“If I’m a pioneer, I’m looking for my horse and wagon ‘cause I need some help to get though this,” she laughs. “I’m not privy to a lot of the major grants. It’s still tough to get ahead. Dance is underfunded, and black companies are still at the bottom of the totem pole unless you’re hot right then.”

When asked whether she thinks racism still exists in her field, her answer is immediate.

“I don’t think it, after 30 years I know it,” she says wearily. “Most black groups don’t have access to major funding, don’t get promoted or presented in major houses. Things haven’t changed that much. There are still only one or two African Americans in most ballet companies or in major works on Broadway. The work is not really out there for all dancers of color. … It’s all about access.”
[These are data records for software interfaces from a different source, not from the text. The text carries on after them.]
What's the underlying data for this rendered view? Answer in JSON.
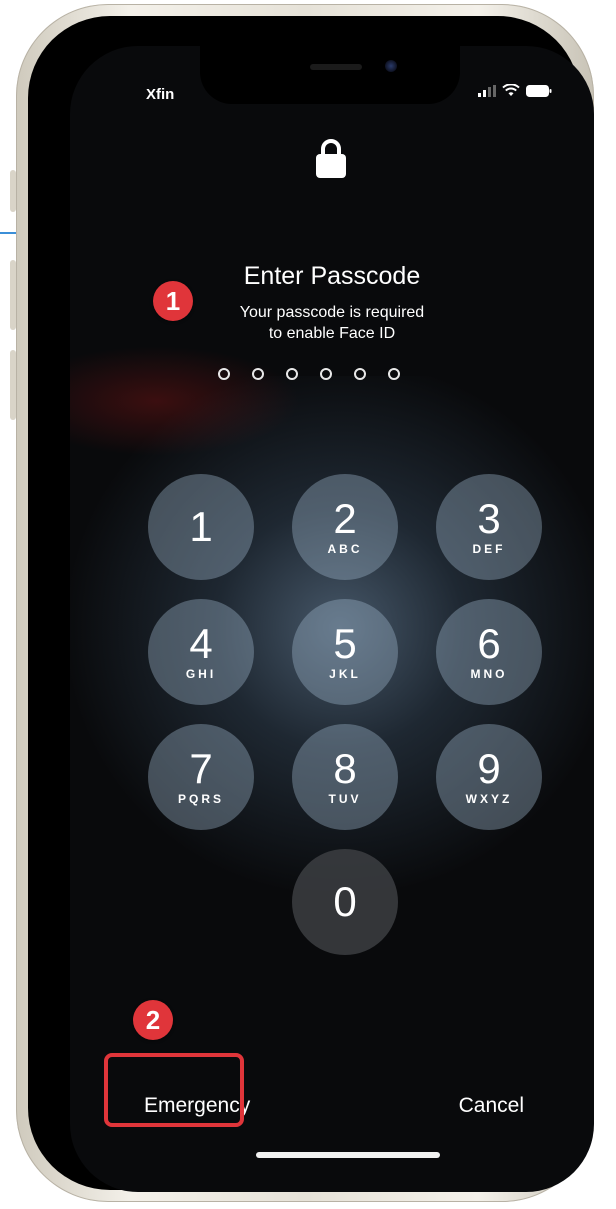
{
  "status_bar": {
    "carrier": "Xfin"
  },
  "prompt": {
    "title": "Enter Passcode",
    "subtitle_line1": "Your passcode is required",
    "subtitle_line2": "to enable Face ID"
  },
  "passcode": {
    "length": 6,
    "entered": 0
  },
  "keypad": [
    {
      "num": "1",
      "letters": ""
    },
    {
      "num": "2",
      "letters": "ABC"
    },
    {
      "num": "3",
      "letters": "DEF"
    },
    {
      "num": "4",
      "letters": "GHI"
    },
    {
      "num": "5",
      "letters": "JKL"
    },
    {
      "num": "6",
      "letters": "MNO"
    },
    {
      "num": "7",
      "letters": "PQRS"
    },
    {
      "num": "8",
      "letters": "TUV"
    },
    {
      "num": "9",
      "letters": "WXYZ"
    },
    {
      "num": "0",
      "letters": ""
    }
  ],
  "actions": {
    "emergency": "Emergency",
    "cancel": "Cancel"
  },
  "annotations": {
    "step1": "1",
    "step2": "2"
  },
  "colors": {
    "annotation_red": "#e0353a",
    "key_fill": "#a0b9cd"
  }
}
Philadanco, who have been hailed as “marvelously skilled dancers with powerful personalities” (Milwaukee Journal Sentinel). On Feb. 18 at 5 p.m., Chico Performances presents members of the group in a master class at the Chico Creek Dance Center (114 W. 1st Street). The ensemble will also include an additional performance for a field trip of 1300 elementary school children at 9:30 a.m. on Feb. 19 in Laxson. Brown says “its great to feel like you’re affecting young children because a lot of times they don’t think of the arts as a career.”

Photo By Lois Greenfield
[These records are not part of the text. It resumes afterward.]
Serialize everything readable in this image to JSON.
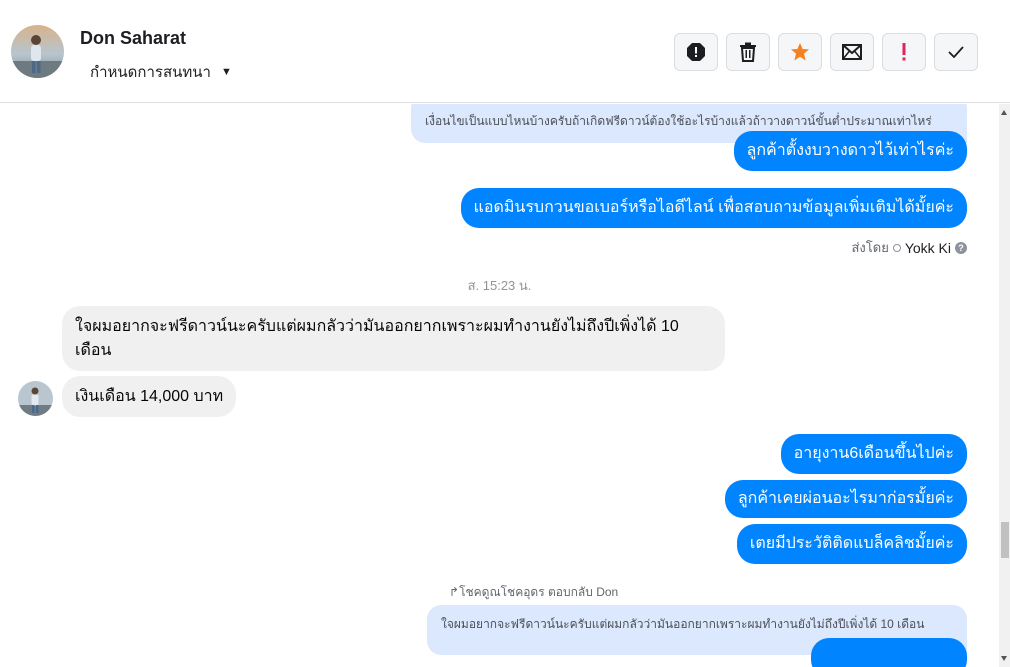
{
  "header": {
    "contact_name": "Don Saharat",
    "assign_label": "กำหนดการสนทนา",
    "toolbar": [
      {
        "name": "spam",
        "icon": "alert-octagon-icon"
      },
      {
        "name": "delete",
        "icon": "trash-icon"
      },
      {
        "name": "star",
        "icon": "star-icon"
      },
      {
        "name": "mark-unread",
        "icon": "envelope-icon"
      },
      {
        "name": "important",
        "icon": "exclamation-icon"
      },
      {
        "name": "done",
        "icon": "check-icon"
      }
    ]
  },
  "messages": {
    "quoted_top": "เงื่อนไขเป็นแบบไหนบ้างครับถ้าเกิดฟรีดาวน์ต้องใช้อะไรบ้างแล้วถ้าวางดาวน์ขั้นต่ำประมาณเท่าไหร่",
    "out_1": "ลูกค้าตั้งงบวางดาวไว้เท่าไรค่ะ",
    "out_2": "แอดมินรบกวนขอเบอร์หรือไอดีไลน์ เพื่อสอบถามข้อมูลเพิ่มเติมได้มั้ยค่ะ",
    "sent_by_label": "ส่งโดย",
    "sent_by_name": "Yokk Ki",
    "timestamp": "ส. 15:23 น.",
    "in_1": "ใจผมอยากจะฟรีดาวน์นะครับแต่ผมกลัวว่ามันออกยากเพราะผมทำงานยังไม่ถึงปีเพิ่งได้ 10 เดือน",
    "in_2": "เงินเดือน 14,000 บาท",
    "out_3": "อายุงาน6เดือนขึ้นไปค่ะ",
    "out_4": "ลูกค้าเคยผ่อนอะไรมาก่อรมั้ยค่ะ",
    "out_5": "เตยมีประวัติติดแบล็คลิชมั้ยค่ะ",
    "reply_note": "โชคดูณโชคอุดร ตอบกลับ Don",
    "quoted_bottom": "ใจผมอยากจะฟรีดาวน์นะครับแต่ผมกลัวว่ามันออกยากเพราะผมทำงานยังไม่ถึงปีเพิ่งได้ 10 เดือน"
  },
  "colors": {
    "outgoing_bubble": "#0084ff",
    "incoming_bubble": "#f0f0f0",
    "quote_bubble": "#dce8fd",
    "star": "#f5821f",
    "important": "#e0245e"
  }
}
Looking back on her career, Brown says she was first attracted to dance by the physical challenge and “sheer enjoyment of seeing what the body can do.”

She names influences such as Janet Collins and teacher/anthropologist Katherine Dunham, black women who broke barriers dancing in the 1950s and ‘60s, who “were idealistic and had goals that weren’t acceptable but were able to survive.

“Katherine is 90 years old and still teaching. To me that’s amazing,” Brown says. “And Janet Collins was the first black ballerina at the Metropolitan Opera. I wanted desperately to be a ballet dancer myself, but it just didn’t happen.”

Hailed as “exuberant” by the New York Times and “high-speed wonders” by the Los Angeles Times, Philadanco’s dancers have a physicality and energy that is cited often in their widespread media acclaim.

“I don’t think we aim for that as a primary goal, but it happens, and the audience responds to the incredible facilities of the dancers and how well-trained they are.”

Brown says that for the ensemble’s return to Chico State University on Feb. 19, it will be performing two works from Messages from the Heart, intended to extend the influence of women in dance and featuring the prerecorded music of the a cappella, Afro-Euro women’s group Zap Mama—as well two other pieces, My Science (about water imagery and the collision of matter featuring the music of Led Zeppelin) and Hand Singing Song (about the use of hand signatures such as the “dap” from the Black Power Movement).

“It’s like making a cake: You’re not sure how it’s gonna turn out every time,” Brown notes. “But I believe in giving the choreographer artistic freedom so they have an opportunity to grow themselves, challenge the dancers, look at the work and revisit. It’s never a complete failure.”

Despite the continuing racism, Brown remains optimistic about the future of dance groups like hers. “There’s some good regional dance going on these days. … The quality is being demanded, so the companies that come in maintain a level of excellence.”

Brown believes companies like Philadanco are often booked “as a kind of afterthought. … When you can’t get Alvin Ailey or whoever, you look to the regionally based who have lesser budgetary cost.”

Though her group is billed in press releases as “home to African-American choreographers … who illuminate the African-American experience,” Brown is quick to clarify any intended racial messages of her own over the years.

“It’s nothing about blackness. I’m not sending any messages about being black through this work. I just hope people will experience and enjoy it. … You may have heard this was about the African-American experience—but I think it happens to be Black History Month and they’re bringing in a predominantly black group. We’re dancers who just happen to black. I think that’s what it is."